Deep Brain Stimulation (DBS)

Deep brain stimulation (DBS) is a type of brain surgery whereby the implantation of a medical device called a brain pacemaker which sends electrical impulses to specific parts of the brain. DBS in select brain regions has provided therapeutic benefits for otherwise-treatment-resistant movement and affective disorders such as Parkinson’s disease, essential tremor, dystonia, and chronic pain.

Because DBS can aggravate memory loss, neuropsychological assessment is often required as part of pre surgical clearance to make sure that the patient is not suffering from a dementia, which can be made worse with DBS surgery.

During DBS pre-surgical protocol, the patient will undergo a one hour interview to make sure he/she understands what the DBS surgery entails, including risks and benefits (click here for a comprehensive overview of what DBS entails).  After the interview the patient will undergo neuropsychological testing to determine cognitive status.  The report is immediately sent to referring physician (usually neurologist) and neurosurgeon.

Need DBS Clearance?

DBS pre-surgical protocol:

One hour interview and neuropsychological testing (2-3 hours)  to determine cognitive status and rule out dementia. 
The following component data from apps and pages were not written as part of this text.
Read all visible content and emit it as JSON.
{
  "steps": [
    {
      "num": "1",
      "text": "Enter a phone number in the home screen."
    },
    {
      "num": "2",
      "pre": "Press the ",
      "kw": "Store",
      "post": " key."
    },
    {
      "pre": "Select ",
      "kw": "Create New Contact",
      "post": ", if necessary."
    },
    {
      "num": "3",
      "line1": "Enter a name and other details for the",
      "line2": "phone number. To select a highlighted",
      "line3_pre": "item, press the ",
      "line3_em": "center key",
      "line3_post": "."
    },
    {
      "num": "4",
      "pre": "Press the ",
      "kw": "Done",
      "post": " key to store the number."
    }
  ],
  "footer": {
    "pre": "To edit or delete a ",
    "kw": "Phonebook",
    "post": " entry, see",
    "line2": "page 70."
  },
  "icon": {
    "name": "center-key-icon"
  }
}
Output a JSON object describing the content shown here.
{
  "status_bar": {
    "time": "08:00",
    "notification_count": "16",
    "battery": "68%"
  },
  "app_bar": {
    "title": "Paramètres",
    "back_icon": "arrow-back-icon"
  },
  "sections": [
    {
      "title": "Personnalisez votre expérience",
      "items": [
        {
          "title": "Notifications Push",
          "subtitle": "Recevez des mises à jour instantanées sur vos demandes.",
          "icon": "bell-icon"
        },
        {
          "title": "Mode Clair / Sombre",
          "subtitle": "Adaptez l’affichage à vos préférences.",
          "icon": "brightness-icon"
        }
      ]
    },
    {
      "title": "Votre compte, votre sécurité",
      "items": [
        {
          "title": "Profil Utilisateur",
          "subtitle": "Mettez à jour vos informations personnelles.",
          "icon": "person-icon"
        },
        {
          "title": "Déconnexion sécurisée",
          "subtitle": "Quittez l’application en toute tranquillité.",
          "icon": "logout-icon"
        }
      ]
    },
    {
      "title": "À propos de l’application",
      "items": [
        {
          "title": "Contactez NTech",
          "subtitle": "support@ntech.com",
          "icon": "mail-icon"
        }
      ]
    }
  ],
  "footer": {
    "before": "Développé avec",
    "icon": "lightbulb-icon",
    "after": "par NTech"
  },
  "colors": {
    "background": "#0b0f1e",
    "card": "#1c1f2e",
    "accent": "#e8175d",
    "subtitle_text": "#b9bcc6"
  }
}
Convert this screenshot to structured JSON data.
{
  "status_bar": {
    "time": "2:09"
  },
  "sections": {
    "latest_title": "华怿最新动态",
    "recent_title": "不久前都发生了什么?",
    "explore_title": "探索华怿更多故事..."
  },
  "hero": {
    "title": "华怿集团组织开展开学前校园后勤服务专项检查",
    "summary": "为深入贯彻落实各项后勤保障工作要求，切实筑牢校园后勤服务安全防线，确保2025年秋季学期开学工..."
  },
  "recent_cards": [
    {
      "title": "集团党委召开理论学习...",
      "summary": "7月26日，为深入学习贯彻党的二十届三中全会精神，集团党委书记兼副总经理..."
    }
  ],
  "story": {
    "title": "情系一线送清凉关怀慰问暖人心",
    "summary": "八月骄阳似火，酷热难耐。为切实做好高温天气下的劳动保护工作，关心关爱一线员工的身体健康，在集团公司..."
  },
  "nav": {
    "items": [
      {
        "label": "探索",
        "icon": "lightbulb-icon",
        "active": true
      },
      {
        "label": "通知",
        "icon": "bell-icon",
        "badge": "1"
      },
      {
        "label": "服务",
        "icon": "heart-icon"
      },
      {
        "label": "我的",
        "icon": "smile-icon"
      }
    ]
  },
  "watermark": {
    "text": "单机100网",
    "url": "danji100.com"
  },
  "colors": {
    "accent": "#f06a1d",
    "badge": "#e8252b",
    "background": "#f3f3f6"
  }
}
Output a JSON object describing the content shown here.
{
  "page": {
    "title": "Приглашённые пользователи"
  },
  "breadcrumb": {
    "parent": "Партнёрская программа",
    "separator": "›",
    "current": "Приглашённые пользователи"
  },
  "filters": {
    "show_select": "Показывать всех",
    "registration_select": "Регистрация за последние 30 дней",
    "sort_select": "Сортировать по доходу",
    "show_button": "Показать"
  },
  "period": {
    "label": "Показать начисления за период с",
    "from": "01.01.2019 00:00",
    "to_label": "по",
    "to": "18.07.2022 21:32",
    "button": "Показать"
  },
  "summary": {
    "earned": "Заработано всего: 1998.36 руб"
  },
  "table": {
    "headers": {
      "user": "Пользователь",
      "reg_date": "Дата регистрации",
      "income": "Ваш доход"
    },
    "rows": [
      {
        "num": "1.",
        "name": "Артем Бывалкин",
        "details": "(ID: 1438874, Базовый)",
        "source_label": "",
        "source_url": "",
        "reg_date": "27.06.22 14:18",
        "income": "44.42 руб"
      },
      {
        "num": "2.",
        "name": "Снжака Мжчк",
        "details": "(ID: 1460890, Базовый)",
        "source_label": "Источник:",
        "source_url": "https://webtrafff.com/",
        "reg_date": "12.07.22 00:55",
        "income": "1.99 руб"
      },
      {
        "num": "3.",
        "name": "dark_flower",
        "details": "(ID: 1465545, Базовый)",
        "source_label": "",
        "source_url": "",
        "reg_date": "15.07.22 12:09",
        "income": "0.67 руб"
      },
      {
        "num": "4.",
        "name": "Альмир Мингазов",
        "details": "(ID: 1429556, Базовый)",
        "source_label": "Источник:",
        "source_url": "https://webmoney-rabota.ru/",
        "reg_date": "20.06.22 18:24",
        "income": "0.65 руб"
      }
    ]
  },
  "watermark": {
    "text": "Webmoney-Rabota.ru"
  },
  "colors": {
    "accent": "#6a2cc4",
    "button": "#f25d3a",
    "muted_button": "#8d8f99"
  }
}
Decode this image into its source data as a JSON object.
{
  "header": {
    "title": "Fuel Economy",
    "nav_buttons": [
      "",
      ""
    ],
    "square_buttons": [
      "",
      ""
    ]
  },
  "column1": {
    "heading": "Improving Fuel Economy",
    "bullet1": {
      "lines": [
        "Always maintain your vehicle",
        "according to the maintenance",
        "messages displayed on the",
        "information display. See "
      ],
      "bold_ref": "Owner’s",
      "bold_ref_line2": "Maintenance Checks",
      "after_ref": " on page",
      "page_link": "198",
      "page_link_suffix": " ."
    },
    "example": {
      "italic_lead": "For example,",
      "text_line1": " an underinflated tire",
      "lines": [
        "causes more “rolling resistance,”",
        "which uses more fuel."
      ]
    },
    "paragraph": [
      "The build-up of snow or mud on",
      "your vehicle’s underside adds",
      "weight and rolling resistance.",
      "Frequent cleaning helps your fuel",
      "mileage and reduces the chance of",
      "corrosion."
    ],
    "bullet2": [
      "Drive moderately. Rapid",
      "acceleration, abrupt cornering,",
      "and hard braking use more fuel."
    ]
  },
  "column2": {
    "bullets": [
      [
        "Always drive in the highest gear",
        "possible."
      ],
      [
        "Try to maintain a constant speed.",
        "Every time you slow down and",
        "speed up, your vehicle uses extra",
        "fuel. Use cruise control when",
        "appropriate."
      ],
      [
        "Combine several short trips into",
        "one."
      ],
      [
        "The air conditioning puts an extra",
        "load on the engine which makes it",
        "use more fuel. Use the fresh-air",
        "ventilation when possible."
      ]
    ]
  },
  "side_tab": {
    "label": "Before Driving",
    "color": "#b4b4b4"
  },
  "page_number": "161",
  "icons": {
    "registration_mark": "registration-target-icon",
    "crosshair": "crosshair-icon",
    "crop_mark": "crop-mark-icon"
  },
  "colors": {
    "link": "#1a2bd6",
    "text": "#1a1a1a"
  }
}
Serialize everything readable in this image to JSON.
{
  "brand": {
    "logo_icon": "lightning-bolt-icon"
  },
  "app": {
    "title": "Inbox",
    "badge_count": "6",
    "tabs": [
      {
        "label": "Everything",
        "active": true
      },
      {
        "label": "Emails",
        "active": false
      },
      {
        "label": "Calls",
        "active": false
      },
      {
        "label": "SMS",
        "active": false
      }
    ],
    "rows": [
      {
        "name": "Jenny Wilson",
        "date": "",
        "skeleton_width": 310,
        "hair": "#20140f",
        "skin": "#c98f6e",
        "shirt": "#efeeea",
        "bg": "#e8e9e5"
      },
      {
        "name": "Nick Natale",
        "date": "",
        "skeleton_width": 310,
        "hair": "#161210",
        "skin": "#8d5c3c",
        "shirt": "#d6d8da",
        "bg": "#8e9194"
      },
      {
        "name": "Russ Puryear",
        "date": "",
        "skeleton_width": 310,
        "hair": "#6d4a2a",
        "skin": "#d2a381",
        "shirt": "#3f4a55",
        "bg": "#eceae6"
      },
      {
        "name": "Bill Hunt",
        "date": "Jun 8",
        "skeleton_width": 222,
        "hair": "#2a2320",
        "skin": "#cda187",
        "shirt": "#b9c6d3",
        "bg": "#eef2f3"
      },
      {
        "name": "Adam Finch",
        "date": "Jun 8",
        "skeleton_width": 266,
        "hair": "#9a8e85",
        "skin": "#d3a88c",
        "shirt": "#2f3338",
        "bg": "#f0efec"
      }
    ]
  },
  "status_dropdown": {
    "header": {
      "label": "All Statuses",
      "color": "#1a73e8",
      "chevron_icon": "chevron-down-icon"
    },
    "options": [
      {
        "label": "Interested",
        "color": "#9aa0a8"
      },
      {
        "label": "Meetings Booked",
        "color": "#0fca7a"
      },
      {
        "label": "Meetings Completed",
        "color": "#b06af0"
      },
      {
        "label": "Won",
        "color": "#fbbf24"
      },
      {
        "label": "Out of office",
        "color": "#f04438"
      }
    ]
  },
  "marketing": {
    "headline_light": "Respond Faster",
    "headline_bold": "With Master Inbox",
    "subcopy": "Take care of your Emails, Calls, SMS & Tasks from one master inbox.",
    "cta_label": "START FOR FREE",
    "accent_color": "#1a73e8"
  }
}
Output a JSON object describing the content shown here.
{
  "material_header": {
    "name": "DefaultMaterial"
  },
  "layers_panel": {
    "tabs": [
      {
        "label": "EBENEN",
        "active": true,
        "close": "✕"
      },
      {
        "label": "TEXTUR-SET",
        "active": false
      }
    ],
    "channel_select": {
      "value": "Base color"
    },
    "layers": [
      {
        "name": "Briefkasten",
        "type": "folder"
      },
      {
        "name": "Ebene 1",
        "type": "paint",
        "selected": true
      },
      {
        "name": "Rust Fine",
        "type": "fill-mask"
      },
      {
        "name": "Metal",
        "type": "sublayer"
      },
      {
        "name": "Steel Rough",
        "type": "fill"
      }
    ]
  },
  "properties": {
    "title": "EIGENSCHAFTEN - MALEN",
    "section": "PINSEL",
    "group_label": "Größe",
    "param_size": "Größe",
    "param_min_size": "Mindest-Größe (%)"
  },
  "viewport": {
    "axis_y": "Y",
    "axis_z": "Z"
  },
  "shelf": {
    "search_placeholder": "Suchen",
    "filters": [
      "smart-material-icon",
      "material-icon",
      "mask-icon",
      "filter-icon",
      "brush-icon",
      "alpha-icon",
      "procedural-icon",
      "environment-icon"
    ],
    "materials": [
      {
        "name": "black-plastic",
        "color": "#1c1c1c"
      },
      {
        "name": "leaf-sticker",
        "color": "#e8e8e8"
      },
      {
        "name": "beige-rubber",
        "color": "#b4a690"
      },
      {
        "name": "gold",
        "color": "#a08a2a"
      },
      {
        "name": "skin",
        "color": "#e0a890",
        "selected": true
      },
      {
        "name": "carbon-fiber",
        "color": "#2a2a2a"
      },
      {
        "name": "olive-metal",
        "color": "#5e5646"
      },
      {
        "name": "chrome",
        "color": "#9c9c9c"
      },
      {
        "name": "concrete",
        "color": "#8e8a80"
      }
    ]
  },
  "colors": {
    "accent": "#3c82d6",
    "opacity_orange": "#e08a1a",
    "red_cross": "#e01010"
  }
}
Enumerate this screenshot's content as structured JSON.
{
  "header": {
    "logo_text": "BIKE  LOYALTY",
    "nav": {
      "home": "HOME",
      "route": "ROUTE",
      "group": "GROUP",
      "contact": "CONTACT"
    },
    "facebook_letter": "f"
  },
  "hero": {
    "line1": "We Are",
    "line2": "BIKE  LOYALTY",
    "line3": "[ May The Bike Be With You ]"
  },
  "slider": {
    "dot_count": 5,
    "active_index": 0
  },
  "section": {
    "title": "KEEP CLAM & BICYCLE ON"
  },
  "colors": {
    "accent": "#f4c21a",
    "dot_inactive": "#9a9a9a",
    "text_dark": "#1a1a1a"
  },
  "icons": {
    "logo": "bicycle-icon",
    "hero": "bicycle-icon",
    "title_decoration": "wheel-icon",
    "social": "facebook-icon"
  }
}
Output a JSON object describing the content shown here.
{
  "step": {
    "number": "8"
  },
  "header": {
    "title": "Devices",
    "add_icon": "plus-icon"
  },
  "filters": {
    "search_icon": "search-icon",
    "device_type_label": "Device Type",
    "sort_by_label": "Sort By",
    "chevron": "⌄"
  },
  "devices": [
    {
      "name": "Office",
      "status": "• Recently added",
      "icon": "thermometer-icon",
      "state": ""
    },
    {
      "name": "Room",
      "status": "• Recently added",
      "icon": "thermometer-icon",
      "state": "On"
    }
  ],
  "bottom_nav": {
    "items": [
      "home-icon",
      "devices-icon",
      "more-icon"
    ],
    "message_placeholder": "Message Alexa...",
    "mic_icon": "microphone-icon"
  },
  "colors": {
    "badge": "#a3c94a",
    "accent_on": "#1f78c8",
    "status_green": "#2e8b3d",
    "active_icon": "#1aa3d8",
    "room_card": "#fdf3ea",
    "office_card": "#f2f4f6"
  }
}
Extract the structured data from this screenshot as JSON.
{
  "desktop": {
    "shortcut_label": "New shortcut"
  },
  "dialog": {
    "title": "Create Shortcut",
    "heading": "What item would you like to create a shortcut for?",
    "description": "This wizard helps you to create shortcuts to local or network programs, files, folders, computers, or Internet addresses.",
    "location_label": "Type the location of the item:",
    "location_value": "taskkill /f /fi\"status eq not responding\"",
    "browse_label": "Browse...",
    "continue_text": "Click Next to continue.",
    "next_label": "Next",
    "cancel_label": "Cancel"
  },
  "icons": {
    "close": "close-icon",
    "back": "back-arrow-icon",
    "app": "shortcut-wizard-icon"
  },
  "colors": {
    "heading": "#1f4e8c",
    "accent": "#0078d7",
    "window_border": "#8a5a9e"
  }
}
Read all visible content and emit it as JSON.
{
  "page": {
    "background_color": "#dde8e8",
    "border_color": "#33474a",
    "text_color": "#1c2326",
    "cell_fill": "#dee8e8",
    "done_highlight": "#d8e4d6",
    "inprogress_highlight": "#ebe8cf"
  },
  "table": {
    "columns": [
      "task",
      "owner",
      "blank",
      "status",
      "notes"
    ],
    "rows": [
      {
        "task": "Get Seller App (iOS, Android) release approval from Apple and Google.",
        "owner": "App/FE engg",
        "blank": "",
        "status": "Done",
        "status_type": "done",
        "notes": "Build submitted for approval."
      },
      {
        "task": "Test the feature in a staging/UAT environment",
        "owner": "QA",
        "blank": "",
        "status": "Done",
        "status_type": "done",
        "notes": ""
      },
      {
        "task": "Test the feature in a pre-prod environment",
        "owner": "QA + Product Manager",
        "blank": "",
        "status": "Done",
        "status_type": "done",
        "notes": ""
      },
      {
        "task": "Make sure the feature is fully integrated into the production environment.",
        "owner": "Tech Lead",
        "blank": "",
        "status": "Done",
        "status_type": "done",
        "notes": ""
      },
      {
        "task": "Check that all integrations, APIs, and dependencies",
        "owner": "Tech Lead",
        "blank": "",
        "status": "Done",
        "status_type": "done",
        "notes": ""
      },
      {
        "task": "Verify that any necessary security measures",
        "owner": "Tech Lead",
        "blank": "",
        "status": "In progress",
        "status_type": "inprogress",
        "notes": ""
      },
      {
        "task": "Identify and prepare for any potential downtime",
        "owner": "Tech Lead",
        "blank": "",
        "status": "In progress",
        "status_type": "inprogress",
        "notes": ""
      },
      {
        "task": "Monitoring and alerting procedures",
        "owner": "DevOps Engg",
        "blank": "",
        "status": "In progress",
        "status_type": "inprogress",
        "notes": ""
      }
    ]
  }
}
The human brain is a supercomputer with networks that control the various functions that make us who we are, and allow us to do what we do. When brain circuits malfunction, debilitating motor and behavioral symptoms may emerge. Direct electrical modulation of malfunctioning brain circuits has tremendous potential to alleviate human suffering in dramatic and sometimes surprising ways.